After settling his differences with a Japanese PoW camp commander, a British colonel co-operates to oversee his men's construction of a railway bridge for their captors - while oblivious to a plan by the Allies to destroy it. (161 mins.)
I heard a film critic once say that there really aren't "war movies"; there are only "anti-war" movies. I'm still not sure what I think of that claim, but having seen - The Bridge on the River Kwai- enough times in the past several years, I think I'm persuaded that it's at least half right. -Kwai-, I believe, is both a "war" and "anti-war" movie, and, in my view, it succeeds admirably at both.
After years of more intimate British films and just discovering
After years of more intimate British films and just discovering the joys of location shooting with 1955's "Summertime", master director David Lean made his first actual widescreen epic with 1957's "The Bridge on the River Kwai", an acknowledged classic that deserves attention from a new generation of viewers and another visit from the rest of us who love perfectly executed films by an unparalleled craftsman. Recently, this movie has been overshadowed by his 1962 follow-up epic, the comparatively more elaborate "Lawrence of Arabia", but this richly textured WWII-set adventure is special enough on its own terms.
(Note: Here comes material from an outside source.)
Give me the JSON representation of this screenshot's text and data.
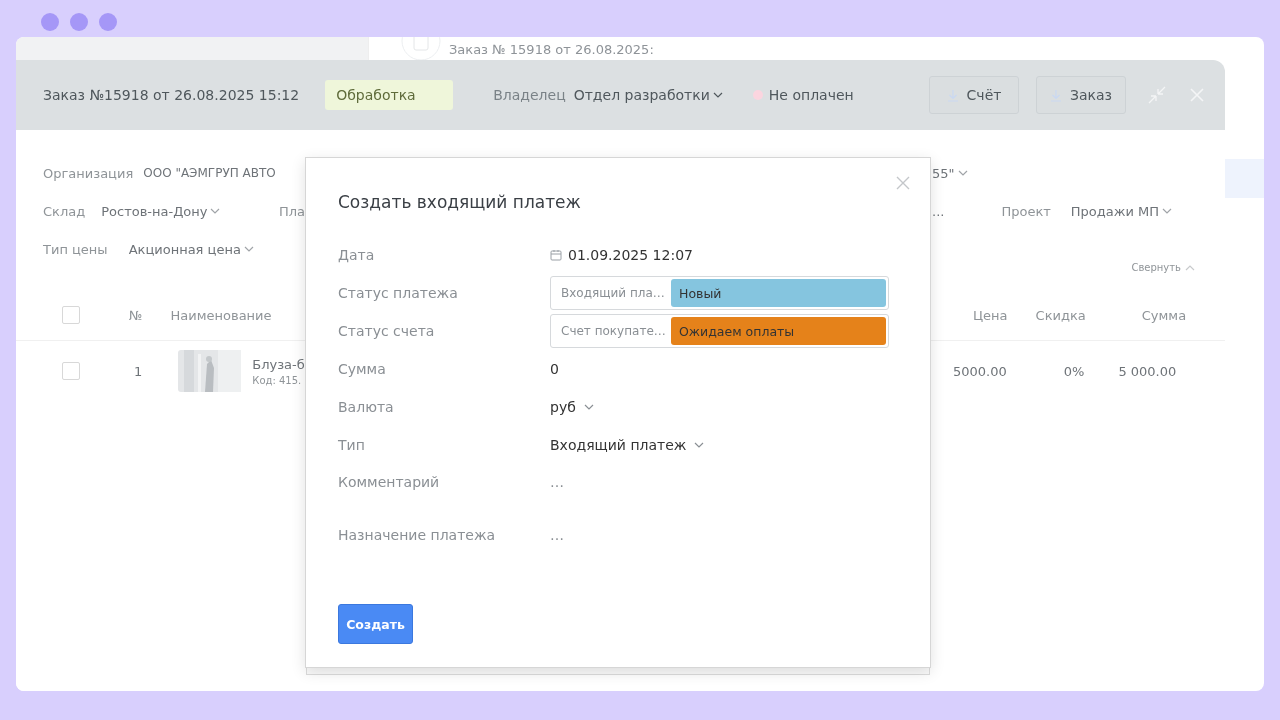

While it has its share of action and suspense presented in exacting detail, the film is even more resonant as a psychological drama about the test of wills between mission-driven officers amid the perils of wartime survival.